“Curtain! Fast music! Light! Ready for the last finale! Great! The show looks good, the show looks good!”
American Broadway impresario, Florenz “Flo” Ziegfeld, Jr. was born March 21, 1867 (died July 22, 1932). The theater bug came to Ziegfeld early; while still in his teens, he was already running variety shows. In 1893, his father, who was the founder of the Chicago Music College, sent him to Europe to find classical musicians and orchestras. Flo returned with the Von Bulow Military Band — and Eugene Sandow, “the world’s strongest man.”
Ziegfeld was particularly noted for his series of theatrical revues, the Ziegfeld Follies, inspired by the Folies Bergère of Paris – spectacular extravaganzas, full of beautiful women, talented performers, and the best popular songs of the time – and was known as the “glorifier of the American girl”.
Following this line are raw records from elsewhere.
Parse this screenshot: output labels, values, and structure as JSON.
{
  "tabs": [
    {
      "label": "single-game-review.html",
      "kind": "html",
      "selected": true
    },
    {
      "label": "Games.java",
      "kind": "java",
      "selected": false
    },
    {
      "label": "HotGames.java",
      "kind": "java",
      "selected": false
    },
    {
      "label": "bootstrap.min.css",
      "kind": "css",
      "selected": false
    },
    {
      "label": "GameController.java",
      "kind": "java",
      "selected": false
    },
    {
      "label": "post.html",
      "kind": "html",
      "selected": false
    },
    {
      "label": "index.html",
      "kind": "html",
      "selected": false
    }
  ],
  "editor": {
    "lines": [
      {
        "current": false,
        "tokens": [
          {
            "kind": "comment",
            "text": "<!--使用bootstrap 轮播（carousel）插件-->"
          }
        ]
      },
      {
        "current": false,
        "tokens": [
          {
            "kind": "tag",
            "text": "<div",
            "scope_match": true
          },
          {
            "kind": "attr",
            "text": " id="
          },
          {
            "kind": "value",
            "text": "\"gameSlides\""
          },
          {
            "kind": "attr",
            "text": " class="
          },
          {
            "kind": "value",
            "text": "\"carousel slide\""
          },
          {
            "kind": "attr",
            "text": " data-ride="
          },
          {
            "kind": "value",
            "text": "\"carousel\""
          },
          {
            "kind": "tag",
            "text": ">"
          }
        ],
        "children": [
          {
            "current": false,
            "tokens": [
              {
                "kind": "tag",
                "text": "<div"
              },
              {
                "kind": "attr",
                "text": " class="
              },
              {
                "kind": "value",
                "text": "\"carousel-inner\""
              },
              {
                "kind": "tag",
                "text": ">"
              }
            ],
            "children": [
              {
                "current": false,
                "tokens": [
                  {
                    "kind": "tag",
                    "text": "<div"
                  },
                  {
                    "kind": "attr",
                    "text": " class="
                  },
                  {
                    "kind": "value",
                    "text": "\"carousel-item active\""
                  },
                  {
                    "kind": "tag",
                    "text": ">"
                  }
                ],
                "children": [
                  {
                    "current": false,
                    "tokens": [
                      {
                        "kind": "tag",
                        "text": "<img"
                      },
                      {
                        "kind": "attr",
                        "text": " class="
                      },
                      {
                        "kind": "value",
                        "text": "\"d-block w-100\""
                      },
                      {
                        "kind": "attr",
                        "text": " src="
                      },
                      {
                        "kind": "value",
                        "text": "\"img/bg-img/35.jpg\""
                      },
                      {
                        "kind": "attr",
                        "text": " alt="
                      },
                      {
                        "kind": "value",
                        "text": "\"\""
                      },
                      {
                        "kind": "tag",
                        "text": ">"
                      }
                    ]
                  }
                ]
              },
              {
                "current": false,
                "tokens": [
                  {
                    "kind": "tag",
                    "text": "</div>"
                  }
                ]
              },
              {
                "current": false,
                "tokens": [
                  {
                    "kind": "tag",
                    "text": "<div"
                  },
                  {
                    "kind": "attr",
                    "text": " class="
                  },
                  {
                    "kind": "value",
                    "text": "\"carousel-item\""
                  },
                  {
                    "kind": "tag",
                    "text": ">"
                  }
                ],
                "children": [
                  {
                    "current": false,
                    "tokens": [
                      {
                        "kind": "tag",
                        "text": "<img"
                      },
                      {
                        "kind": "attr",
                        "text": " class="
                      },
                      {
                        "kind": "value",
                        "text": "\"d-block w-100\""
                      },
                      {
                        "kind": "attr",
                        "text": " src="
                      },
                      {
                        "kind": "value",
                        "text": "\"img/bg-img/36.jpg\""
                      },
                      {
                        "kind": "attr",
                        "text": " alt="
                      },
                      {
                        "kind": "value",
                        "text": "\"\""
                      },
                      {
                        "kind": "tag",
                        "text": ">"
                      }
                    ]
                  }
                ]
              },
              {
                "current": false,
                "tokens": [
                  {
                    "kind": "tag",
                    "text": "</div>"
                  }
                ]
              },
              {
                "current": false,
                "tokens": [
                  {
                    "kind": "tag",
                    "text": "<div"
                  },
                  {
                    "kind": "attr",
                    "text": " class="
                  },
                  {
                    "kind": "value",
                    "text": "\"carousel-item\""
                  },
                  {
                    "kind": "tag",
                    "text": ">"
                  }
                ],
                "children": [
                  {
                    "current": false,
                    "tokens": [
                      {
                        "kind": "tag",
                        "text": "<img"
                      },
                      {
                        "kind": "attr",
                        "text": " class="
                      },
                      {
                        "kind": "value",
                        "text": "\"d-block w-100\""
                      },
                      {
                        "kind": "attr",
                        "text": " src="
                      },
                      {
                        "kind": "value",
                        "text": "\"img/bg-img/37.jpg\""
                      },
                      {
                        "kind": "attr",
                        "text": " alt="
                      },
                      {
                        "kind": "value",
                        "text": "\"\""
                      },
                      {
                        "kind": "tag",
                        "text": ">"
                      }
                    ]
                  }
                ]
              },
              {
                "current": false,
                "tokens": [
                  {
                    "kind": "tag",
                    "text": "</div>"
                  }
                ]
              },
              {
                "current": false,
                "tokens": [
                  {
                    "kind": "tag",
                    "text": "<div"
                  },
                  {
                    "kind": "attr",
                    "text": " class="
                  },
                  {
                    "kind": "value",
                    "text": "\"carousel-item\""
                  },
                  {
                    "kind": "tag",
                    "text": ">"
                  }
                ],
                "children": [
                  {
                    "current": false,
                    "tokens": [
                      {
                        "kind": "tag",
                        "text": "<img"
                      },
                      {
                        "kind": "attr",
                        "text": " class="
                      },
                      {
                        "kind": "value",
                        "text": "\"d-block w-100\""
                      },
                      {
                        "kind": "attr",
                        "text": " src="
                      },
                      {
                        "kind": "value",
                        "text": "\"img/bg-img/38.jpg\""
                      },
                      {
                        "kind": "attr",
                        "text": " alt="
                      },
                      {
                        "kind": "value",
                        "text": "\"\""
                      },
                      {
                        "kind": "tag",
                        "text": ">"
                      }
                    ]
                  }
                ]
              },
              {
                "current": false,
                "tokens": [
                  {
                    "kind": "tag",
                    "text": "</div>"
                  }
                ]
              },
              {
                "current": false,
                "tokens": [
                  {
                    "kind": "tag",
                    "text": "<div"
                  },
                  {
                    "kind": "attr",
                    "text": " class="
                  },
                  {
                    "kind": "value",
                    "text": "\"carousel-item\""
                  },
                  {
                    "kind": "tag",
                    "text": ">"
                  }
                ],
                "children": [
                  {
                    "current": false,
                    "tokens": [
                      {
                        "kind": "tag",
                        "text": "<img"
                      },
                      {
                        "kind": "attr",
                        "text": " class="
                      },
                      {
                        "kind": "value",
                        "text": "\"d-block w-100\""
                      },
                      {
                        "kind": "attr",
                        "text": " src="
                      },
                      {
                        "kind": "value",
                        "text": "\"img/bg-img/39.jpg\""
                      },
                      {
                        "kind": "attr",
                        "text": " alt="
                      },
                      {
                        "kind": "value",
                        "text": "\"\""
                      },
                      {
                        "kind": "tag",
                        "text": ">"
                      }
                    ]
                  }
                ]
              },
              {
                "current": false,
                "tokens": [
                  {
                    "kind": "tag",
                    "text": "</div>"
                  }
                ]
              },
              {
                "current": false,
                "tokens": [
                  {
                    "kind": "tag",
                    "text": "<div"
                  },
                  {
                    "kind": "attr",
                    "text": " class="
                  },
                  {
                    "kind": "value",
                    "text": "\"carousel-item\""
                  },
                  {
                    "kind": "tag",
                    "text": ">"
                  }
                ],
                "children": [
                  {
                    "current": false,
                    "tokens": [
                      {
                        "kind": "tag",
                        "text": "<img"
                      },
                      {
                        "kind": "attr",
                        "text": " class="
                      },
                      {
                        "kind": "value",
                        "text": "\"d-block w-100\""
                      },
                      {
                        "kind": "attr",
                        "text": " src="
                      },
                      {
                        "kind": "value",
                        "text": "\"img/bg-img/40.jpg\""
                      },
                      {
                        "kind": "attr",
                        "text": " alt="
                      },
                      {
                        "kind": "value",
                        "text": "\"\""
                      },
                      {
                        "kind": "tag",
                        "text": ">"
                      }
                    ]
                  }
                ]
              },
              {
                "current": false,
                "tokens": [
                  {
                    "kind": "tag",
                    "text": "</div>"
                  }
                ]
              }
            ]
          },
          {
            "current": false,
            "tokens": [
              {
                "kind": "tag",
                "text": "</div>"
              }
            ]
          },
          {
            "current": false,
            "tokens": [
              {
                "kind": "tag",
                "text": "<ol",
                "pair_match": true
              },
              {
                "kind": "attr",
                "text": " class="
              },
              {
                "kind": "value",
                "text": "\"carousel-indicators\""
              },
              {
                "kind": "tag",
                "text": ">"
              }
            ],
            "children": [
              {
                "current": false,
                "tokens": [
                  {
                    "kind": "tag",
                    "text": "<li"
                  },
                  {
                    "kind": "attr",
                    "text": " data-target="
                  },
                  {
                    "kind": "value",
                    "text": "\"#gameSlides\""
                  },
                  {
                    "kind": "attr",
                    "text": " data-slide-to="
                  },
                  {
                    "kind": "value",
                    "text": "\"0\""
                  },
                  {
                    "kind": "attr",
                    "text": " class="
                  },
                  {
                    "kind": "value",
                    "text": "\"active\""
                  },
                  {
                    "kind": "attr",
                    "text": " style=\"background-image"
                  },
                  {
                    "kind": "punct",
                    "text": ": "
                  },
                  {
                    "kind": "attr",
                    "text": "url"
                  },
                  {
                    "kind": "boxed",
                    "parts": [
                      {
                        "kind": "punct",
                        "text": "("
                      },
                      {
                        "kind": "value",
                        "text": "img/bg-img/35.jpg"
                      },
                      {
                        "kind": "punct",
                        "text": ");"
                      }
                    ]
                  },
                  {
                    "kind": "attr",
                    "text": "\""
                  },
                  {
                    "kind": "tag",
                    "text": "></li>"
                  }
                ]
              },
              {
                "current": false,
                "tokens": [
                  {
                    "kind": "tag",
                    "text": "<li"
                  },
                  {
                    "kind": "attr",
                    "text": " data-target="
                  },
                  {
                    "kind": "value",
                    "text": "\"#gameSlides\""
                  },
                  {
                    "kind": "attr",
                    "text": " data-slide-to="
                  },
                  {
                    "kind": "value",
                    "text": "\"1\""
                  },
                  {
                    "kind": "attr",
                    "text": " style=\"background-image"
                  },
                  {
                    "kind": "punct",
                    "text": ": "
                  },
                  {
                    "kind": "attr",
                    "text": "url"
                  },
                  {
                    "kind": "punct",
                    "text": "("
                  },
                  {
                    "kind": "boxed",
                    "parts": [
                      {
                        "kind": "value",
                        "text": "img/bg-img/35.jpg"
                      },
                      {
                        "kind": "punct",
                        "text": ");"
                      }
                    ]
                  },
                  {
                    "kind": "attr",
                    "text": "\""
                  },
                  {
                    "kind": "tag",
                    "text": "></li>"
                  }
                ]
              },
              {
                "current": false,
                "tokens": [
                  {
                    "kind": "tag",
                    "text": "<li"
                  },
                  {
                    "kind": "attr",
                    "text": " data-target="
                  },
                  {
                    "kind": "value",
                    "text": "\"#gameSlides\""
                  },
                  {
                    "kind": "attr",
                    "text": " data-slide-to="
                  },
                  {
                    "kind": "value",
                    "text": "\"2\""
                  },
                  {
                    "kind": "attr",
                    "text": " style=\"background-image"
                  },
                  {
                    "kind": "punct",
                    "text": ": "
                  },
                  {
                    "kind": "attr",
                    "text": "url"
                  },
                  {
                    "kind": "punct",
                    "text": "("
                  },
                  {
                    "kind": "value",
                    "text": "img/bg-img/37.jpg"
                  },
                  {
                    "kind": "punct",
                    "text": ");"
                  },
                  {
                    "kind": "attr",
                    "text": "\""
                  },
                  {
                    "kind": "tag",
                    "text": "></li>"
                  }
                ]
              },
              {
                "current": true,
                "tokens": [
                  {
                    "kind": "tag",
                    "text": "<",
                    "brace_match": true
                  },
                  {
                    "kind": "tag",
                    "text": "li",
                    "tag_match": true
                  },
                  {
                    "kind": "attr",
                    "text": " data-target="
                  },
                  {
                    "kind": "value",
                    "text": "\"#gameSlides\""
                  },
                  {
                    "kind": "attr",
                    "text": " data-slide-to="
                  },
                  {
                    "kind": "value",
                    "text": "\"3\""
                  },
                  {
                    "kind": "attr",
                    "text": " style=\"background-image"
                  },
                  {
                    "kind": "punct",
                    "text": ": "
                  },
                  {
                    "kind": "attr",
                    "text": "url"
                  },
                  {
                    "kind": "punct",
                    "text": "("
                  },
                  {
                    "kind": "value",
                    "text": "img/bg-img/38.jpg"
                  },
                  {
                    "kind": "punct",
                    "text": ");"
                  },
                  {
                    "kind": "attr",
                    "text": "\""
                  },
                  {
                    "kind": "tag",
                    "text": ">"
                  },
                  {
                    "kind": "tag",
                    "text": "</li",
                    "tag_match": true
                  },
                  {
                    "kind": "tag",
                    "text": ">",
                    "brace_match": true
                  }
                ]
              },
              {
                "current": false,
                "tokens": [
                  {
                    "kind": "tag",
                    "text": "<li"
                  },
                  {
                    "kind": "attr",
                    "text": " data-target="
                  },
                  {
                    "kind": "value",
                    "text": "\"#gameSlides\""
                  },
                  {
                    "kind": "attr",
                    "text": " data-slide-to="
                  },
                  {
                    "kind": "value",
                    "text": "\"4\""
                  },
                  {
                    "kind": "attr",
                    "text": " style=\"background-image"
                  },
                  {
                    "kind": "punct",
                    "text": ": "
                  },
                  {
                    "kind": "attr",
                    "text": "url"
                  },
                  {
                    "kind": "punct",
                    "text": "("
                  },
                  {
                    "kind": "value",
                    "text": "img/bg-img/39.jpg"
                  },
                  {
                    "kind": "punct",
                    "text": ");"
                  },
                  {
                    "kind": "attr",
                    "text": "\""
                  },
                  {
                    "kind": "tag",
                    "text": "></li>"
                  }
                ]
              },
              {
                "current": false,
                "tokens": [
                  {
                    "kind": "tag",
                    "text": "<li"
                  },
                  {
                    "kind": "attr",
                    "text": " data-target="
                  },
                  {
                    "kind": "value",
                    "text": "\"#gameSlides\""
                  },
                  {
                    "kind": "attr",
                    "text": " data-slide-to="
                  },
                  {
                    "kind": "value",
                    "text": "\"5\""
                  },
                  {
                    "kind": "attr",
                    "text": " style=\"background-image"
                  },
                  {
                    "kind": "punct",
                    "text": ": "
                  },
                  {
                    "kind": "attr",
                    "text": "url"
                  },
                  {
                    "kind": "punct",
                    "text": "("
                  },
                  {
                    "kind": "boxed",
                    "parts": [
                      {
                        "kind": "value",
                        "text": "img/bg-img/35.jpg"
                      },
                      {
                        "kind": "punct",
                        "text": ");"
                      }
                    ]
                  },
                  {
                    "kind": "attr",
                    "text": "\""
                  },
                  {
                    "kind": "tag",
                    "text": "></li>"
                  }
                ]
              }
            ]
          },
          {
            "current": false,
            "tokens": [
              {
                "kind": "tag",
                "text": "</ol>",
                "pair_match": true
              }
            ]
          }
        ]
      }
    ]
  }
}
“Let us grant that a girl qualifies for one of my productions. It is interesting to note what follows. First, it is clearly outlined to her what she is expected to do. She may be impressed at the outset that the impossible is required, but honest application and heroic perseverance on her part plus skillful and encouraging direction by experts very seldom fail to achieve the desired results. But it is only through constant, faithful endeavor by the girl herself that the goal eventually is reached.”
He also produced musicals in his own newly built Ziegfeld Theatre – Rio Rita, which ran for nearly 500 performances, Rosalie, The Three Musketeers, Whoopee! and Show Boat. Several of his musicals hit the movie screens, including three different versions of Show Boat. William Powell played Flo in the 1932 biopic, The Great Ziegfeld, and a 1946 film recreated the flamboyant Ziegfeld Follies.